In the years around the French Revolution, the combination of comedy and tragedy was no longer a sign of negligence, but a political-aesthetic program. Under French influence, at the end of the 18th century the opera buffa developed into the opera semiseria type , which was mainly influenced by Antonio Salieri's operas La Grotta di Trofonio , Axur, re d'Ormus and La finta Scema . The dramma giocoso to be defined as a mix of serious and serene elements, is a common mistake that is not supported by the language of the 18th century. Mozart's Don Giovanni (1787) was also initially viewed as an opera buffa and was only interpreted differently in the course of the 19th century. The social demarcation and emancipation efforts of comedy were more important than the difference between serious and cheerful. As a nobleman, the mischievous crook Don Juan is on the side of the mighty, which contradicted the conventions of comedy and for this reason could provoke and interest. Back then, Mozart only made a contribution to the Don Giovanni fashion in the opera buffa in the decade before the revolution.

Gioachino Rossini renewed the opera buffa and created works that are still in the repertoire today, such as Il barbiere di Siviglia (1816) and La Cenerentola (1817). In the early 19th century, the Romantic era , the importance of the opera buffa quickly declined. It had lost its socio-critical explosiveness, and Rossini seemed to have brought its comedy and drama to an unsurpassable climax.

A romantic work that belongs to this form of opera is Gaetano Donizetti's L'elisir d'amore (1832). Desirability and wealth are no longer ridiculed as vanitas attributes, but celebrated as civil love and prosperity. Giuseppe Verdi wrote a single opera buffa ( Un giorno di regno , 1840) that no longer takes place in the milieu of the common people.

Some characteristics of the opera buffa have flowed into the operetta : Jacques Offenbach referred to some of his pieces as French Opéra bouffon or Opérette bouffe . There were also more cheerful Italian operas later, such as Verdi's Falstaff (1893), Giacomo Puccini's Gianni Schicchi (1918) and Nino Rota's Il cappello di paglia di Firenze (1955). However, they mostly do without the secco recitative.


The opera buffa is characterized by folk or comic themes, the recourse to the impromptu Renaissance comedy ( Commedia dell'arte ), which was revived in the 18th century by Carlo Gozzi , and the occasional parody of the opera seria . Lorenzo da Ponte became famous in times of increased social criticism. The rivalry between two social classes is typical, with the lower class ultimately triumphing over the upper. Caricatured weaknesses such as greed, greed, covetousness and pride should convey a moral message. The victory of trickery over social privilege, however, was to win the sympathy of the public.
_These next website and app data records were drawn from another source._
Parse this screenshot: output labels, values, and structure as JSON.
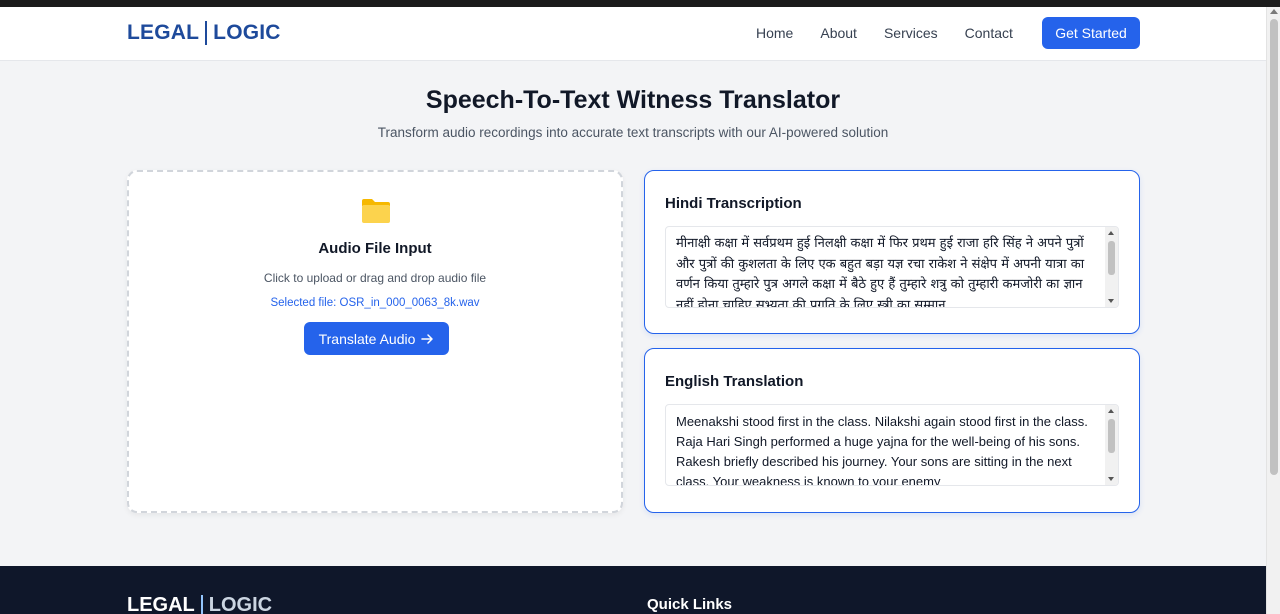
{
  "brand": {
    "part1": "LEGAL",
    "part2": "LOGIC"
  },
  "nav": {
    "links": [
      "Home",
      "About",
      "Services",
      "Contact"
    ],
    "cta": "Get Started"
  },
  "hero": {
    "title": "Speech-To-Text Witness Translator",
    "subtitle": "Transform audio recordings into accurate text transcripts with our AI-powered solution"
  },
  "upload": {
    "icon": "folder-icon",
    "title": "Audio File Input",
    "hint": "Click to upload or drag and drop audio file",
    "selected_file": "Selected file: OSR_in_000_0063_8k.wav",
    "button_label": "Translate Audio",
    "button_icon": "arrow-right-icon"
  },
  "hindi": {
    "title": "Hindi Transcription",
    "text": "मीनाक्षी कक्षा में सर्वप्रथम हुई निलक्षी कक्षा में फिर प्रथम हुई राजा हरि सिंह ने अपने पुत्रों और पुत्रों की कुशलता के लिए एक बहुत बड़ा यज्ञ रचा राकेश ने संक्षेप में अपनी यात्रा का वर्णन किया तुम्हारे पुत्र अगले कक्षा में बैठे हुए हैं तुम्हारे शत्रु को तुम्हारी कमजोरी का ज्ञान नहीं होना चाहिए सभ्यता की प्रगति के लिए स्त्री का सम्मान"
  },
  "english": {
    "title": "English Translation",
    "text": "Meenakshi stood first in the class. Nilakshi again stood first in the class. Raja Hari Singh performed a huge yajna for the well-being of his sons. Rakesh briefly described his journey. Your sons are sitting in the next class. Your weakness is known to your enemy"
  },
  "footer": {
    "brand_part1": "LEGAL",
    "brand_part2": "LOGIC",
    "quick_links_title": "Quick Links"
  },
  "colors": {
    "primary": "#2563eb",
    "brand": "#1e4a9b",
    "footer_bg": "#0f172a",
    "page_bg": "#f3f4f6"
  }
}
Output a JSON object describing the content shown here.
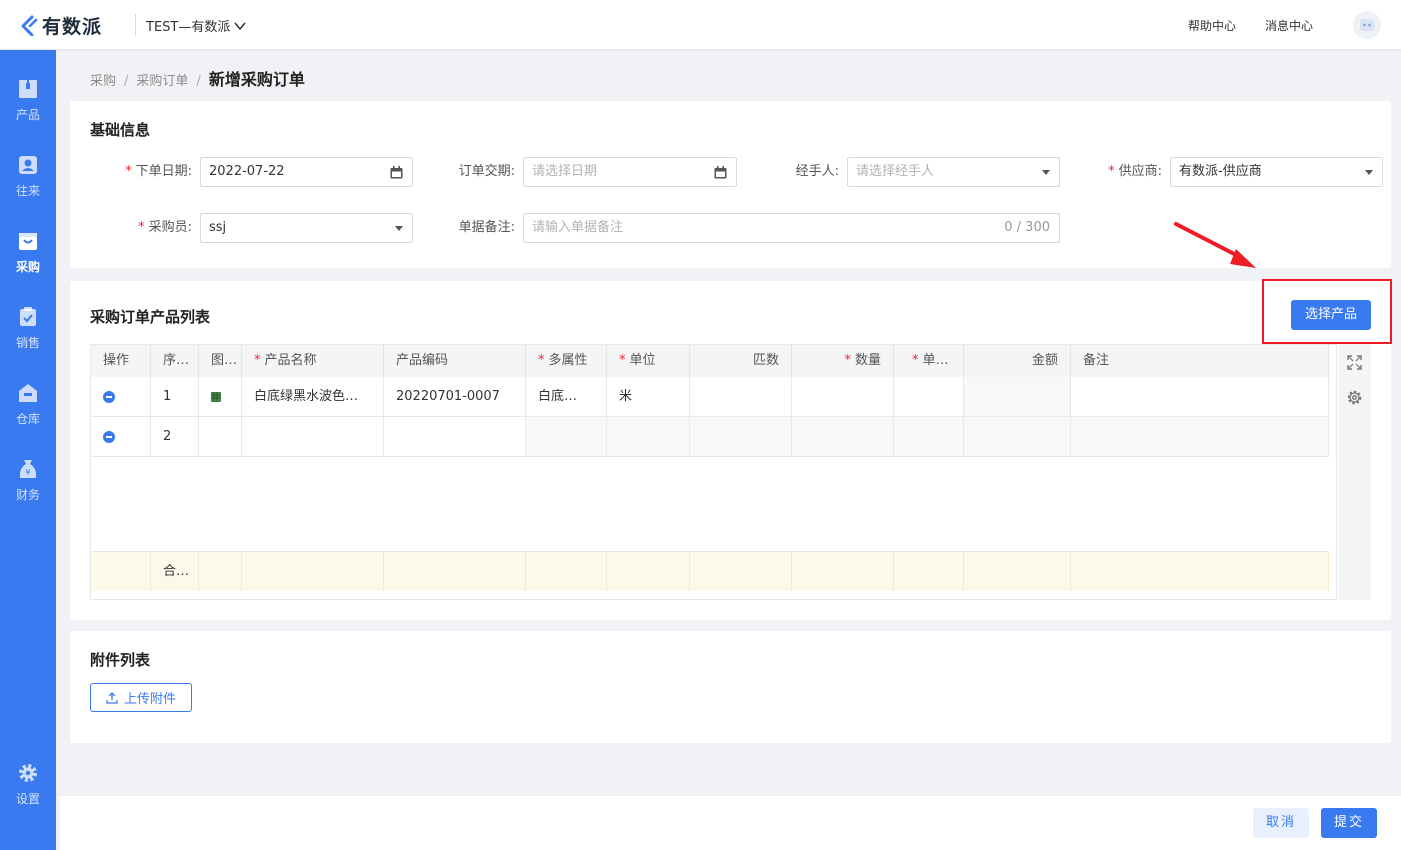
{
  "app": {
    "logo_text": "有数派",
    "company": "TEST—有数派",
    "help": "帮助中心",
    "messages": "消息中心"
  },
  "nav": [
    {
      "label": "产品",
      "icon": "box-icon"
    },
    {
      "label": "往来",
      "icon": "contacts-icon"
    },
    {
      "label": "采购",
      "icon": "bag-icon",
      "active": true
    },
    {
      "label": "销售",
      "icon": "clipboard-check-icon"
    },
    {
      "label": "仓库",
      "icon": "warehouse-icon"
    },
    {
      "label": "财务",
      "icon": "money-bag-icon"
    },
    {
      "label": "设置",
      "icon": "gear-icon"
    }
  ],
  "breadcrumb": [
    "采购",
    "采购订单",
    "新增采购订单"
  ],
  "basic": {
    "title": "基础信息",
    "order_date_label": "下单日期:",
    "order_date_value": "2022-07-22",
    "delivery_label": "订单交期:",
    "delivery_placeholder": "请选择日期",
    "handler_label": "经手人:",
    "handler_placeholder": "请选择经手人",
    "supplier_label": "供应商:",
    "supplier_value": "有数派-供应商",
    "buyer_label": "采购员:",
    "buyer_value": "ssj",
    "remark_label": "单据备注:",
    "remark_placeholder": "请输入单据备注",
    "remark_counter": "0 / 300"
  },
  "products": {
    "title": "采购订单产品列表",
    "select_button": "选择产品",
    "columns": [
      "操作",
      "序…",
      "图…",
      "产品名称",
      "产品编码",
      "多属性",
      "单位",
      "匹数",
      "数量",
      "单…",
      "金额",
      "备注"
    ],
    "rows": [
      {
        "index": "1",
        "name": "白底绿黑水波色…",
        "code": "20220701-0007",
        "attr": "白底…",
        "unit": "米"
      },
      {
        "index": "2",
        "name": "",
        "code": "",
        "attr": "",
        "unit": ""
      }
    ],
    "total_label": "合…"
  },
  "attachments": {
    "title": "附件列表",
    "upload_button": "上传附件"
  },
  "footer": {
    "cancel": "取消",
    "submit": "提交"
  }
}
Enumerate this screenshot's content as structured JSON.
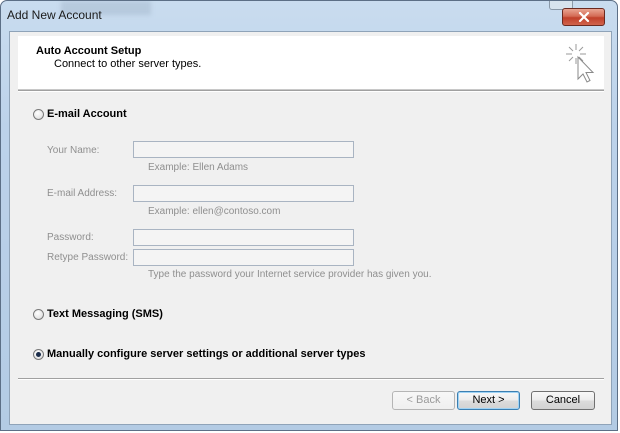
{
  "window": {
    "title": "Add New Account",
    "close_icon": "close-x-icon"
  },
  "header": {
    "title": "Auto Account Setup",
    "subtitle": "Connect to other server types.",
    "icon": "wizard-sparkle-cursor-icon"
  },
  "options": {
    "email": {
      "label": "E-mail Account",
      "selected": false
    },
    "sms": {
      "label": "Text Messaging (SMS)",
      "selected": false
    },
    "manual": {
      "label": "Manually configure server settings or additional server types",
      "selected": true
    }
  },
  "form": {
    "name": {
      "label": "Your Name:",
      "value": "",
      "hint": "Example: Ellen Adams"
    },
    "email": {
      "label": "E-mail Address:",
      "value": "",
      "hint": "Example: ellen@contoso.com"
    },
    "password": {
      "label": "Password:",
      "value": ""
    },
    "retype": {
      "label": "Retype Password:",
      "value": "",
      "hint": "Type the password your Internet service provider has given you."
    }
  },
  "buttons": {
    "back": "< Back",
    "next": "Next >",
    "cancel": "Cancel"
  }
}
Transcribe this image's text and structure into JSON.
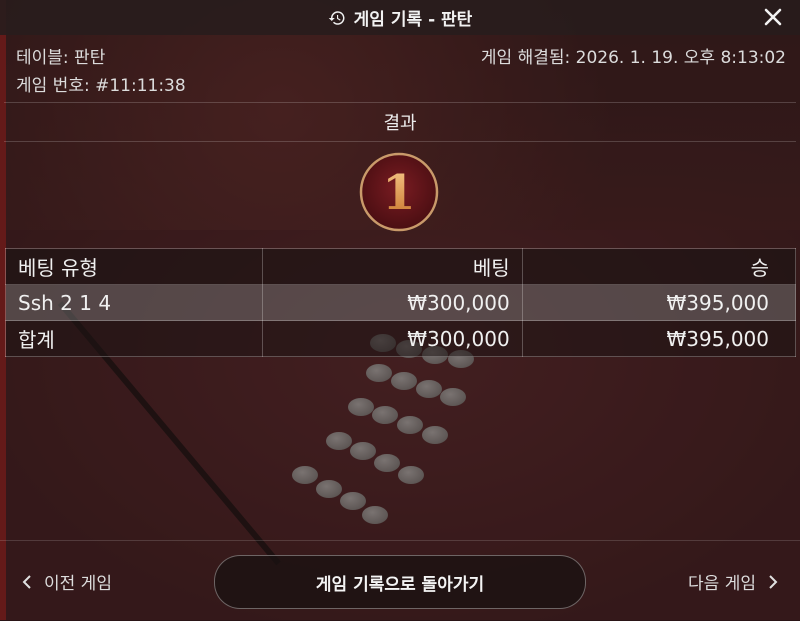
{
  "header": {
    "title": "게임 기록 - 판탄"
  },
  "info": {
    "table": "테이블: 판탄",
    "game_number": "게임 번호: #11:11:38",
    "resolved": "게임 해결됨: 2026. 1. 19. 오후 8:13:02"
  },
  "result": {
    "title": "결과",
    "value": "1"
  },
  "bets": {
    "headers": [
      "베팅 유형",
      "베팅",
      "승"
    ],
    "rows": [
      {
        "type": "Ssh 2 1 4",
        "bet": "₩300,000",
        "win": "₩395,000"
      }
    ],
    "total": {
      "label": "합계",
      "bet": "₩300,000",
      "win": "₩395,000"
    }
  },
  "footer": {
    "prev": "이전 게임",
    "back": "게임 기록으로 돌아가기",
    "next": "다음 게임"
  },
  "colors": {
    "badge_bg": "#5c1418",
    "badge_ring": "#c99a6a",
    "badge_numeral": "#e6a15c"
  },
  "icons": {
    "history": "history-icon",
    "close": "close-icon",
    "prev": "chevron-left-icon",
    "next": "chevron-right-icon"
  }
}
Musical characteristics of the Buffo style are the secco recitative , the parlando and the repetition of short melody phrases as well as the formation of longer ensembles with surprising contrasts at the end. There were and are specialized buffo singers as actors . In addition to the linguistic singing of the secco recitative, the song-like melody played a major role. It distinguishes itself from the bel canto with its coloratura that predominates in baroque opera . Motif imitations in the orchestra, onomatopoeia and a springy rhythm that replaced the grave progression of the baroque figured bass inspired musical innovations in the second half of the 18th century. It was also new that the music supported the actors' actions. Not only in the finals at the end of the acts, but also in arias and ensembles, an action often takes place which displaces the baroque da capo aria .

Other composers

See also